This often overlooked space sets the tone for the rest of the house, and is an easy place to take risks or make inexpensive changes.
House Doctor: Everything starts in the entryway
The importance of an entryway is often overlooked, but this room sets the tone for the spaces ahead. Similar to the opening chapter in a novel, the foyer establishes the story that has yet to unfold by introducing the aesthetic qualities we can anticipate as we move through a space. Our design expectations are firmly planted through these initial experiences.
Of course, the entryway has functional requirements. It serves as the threshold between the harsh outside environment and the calm, comfortable inside. It is a transitional spacewhere we can shed the tools we require for outdoor activities - shoes, jackets, keys and bags - and enter unencumbered into a place for relaxation. Conversely, it is a place to prepare for our journey out into the world, where we can check ourselves in a mirror, sit to tie our shoes and collect our requisite items.
The entryway can provide a striking beginning to an interior. Exaggerated details, forms and finishes can be implemented here, or subtle hints of what will follow can be introduced. The drama of the entry can lead into subdued public and private areas where interpretations of these elements are carried through.

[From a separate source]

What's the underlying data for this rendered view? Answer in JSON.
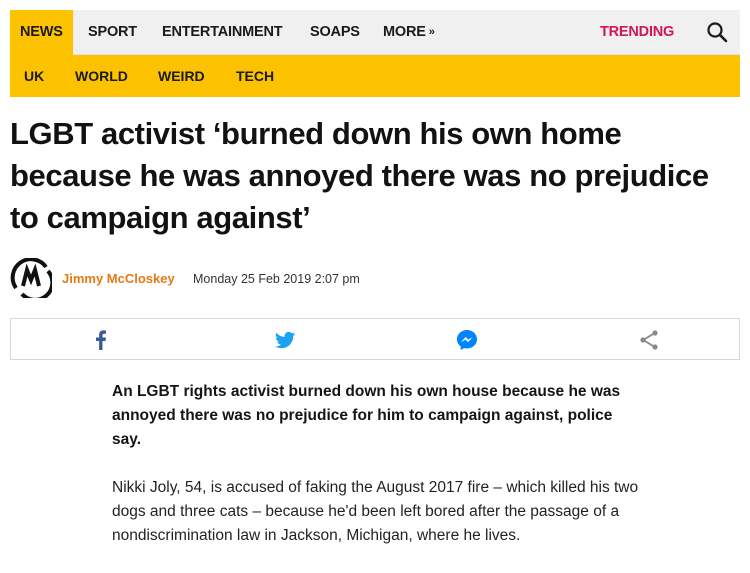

Before starting to decorate this area I suggest deciding on a strategy for how the space should be perceived. If a home's design language has already been established, then a few significant elements can be drawn out and interpreted for the entry. A detail in a public area of the house might be used in grand gesture here - an accent colour on furniture might be used as the wall colour or a primary colour in a wallpaper pattern. (The wallcovering can have a bold or dramatic pattern because it is used in a defined, limited space.)
If the entryway is small, mirrors can be used to enlarge the space. Functional lighting can be combined with decorative fixtures that serve as a focal point and element of interest. A single chair or stool and a chest, table or console can serve specific functions and stand alone as one-of-a-kind sculptural objects.
Larger entry rooms can serve multiple functions. Aside from the foyer to a home, a large entry can be a space to display art, rugs, wall hangings and sculpture.
Floral arrangements add colour and texture as well as a pleasant scent that enhances the overall of entering a home.
Fortunately, the entryway is a room where risks can be taken and inexpensive changes can be made as needs or wants change. On a limited budget, this room can be the first one to be intentionally designed and have a remarkable effect.
Robert Reid is a professor of architecture, art and design at the American University of Sharjah.